- **EXERCISE DIRECTIONS**:
Check each line of the listing, and copy it if it contains the word "JSON".

- **DATA FOR THIS TASK**:
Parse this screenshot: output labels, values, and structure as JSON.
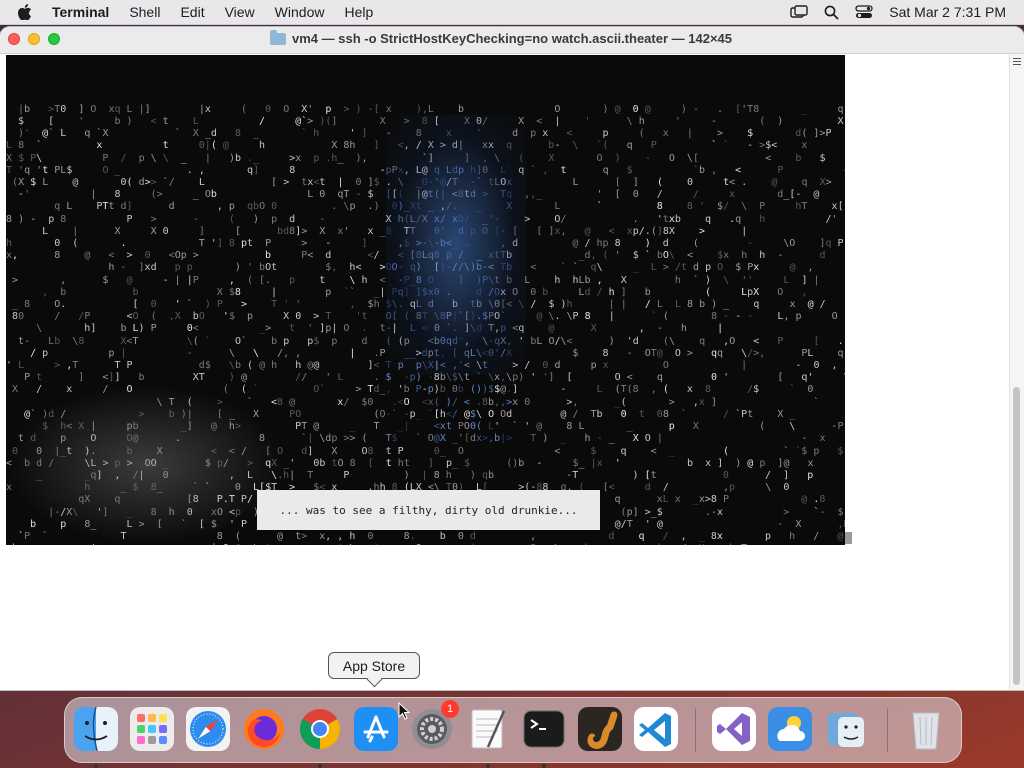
{
  "menubar": {
    "app_name": "Terminal",
    "menus": [
      "Shell",
      "Edit",
      "View",
      "Window",
      "Help"
    ],
    "datetime": "Sat Mar 2  7:31 PM"
  },
  "window": {
    "title": "vm4 — ssh -o StrictHostKeyChecking=no watch.ascii.theater — 142×45"
  },
  "terminal": {
    "subtitle": "... was to see a filthy, dirty old drunkie..."
  },
  "tooltip": {
    "label": "App Store"
  },
  "dock": {
    "items": [
      {
        "name": "Finder",
        "icon": "finder-icon",
        "running": true
      },
      {
        "name": "Launchpad",
        "icon": "launchpad-icon",
        "running": false
      },
      {
        "name": "Safari",
        "icon": "safari-icon",
        "running": false
      },
      {
        "name": "Firefox",
        "icon": "firefox-icon",
        "running": false
      },
      {
        "name": "Google Chrome",
        "icon": "chrome-icon",
        "running": true
      },
      {
        "name": "App Store",
        "icon": "app-store-icon",
        "running": false
      },
      {
        "name": "System Settings",
        "icon": "system-settings-icon",
        "running": false,
        "badge": "1"
      },
      {
        "name": "TextEdit",
        "icon": "textedit-icon",
        "running": true
      },
      {
        "name": "Terminal",
        "icon": "terminal-icon",
        "running": true
      },
      {
        "name": "GarageBand",
        "icon": "garageband-icon",
        "running": false
      },
      {
        "name": "Visual Studio Code",
        "icon": "vscode-icon",
        "running": false
      },
      {
        "name": "Visual Studio",
        "icon": "visual-studio-icon",
        "running": false
      },
      {
        "name": "Weather",
        "icon": "weather-icon",
        "running": false
      },
      {
        "name": "Migration Assistant",
        "icon": "migration-assistant-icon",
        "running": false
      },
      {
        "name": "Trash",
        "icon": "trash-icon",
        "running": false
      }
    ],
    "badge_count": "1"
  }
}
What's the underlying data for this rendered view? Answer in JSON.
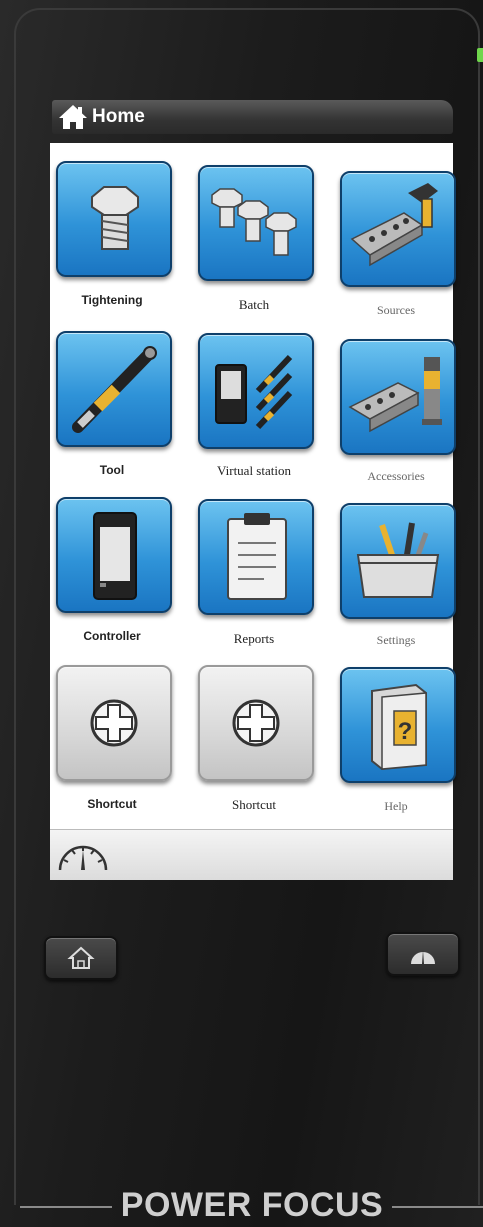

- **ANSWER SPACE**:
Parse this screenshot: output labels, values, and structure as JSON.
What's the underlying data for this rendered view? Answer in JSON.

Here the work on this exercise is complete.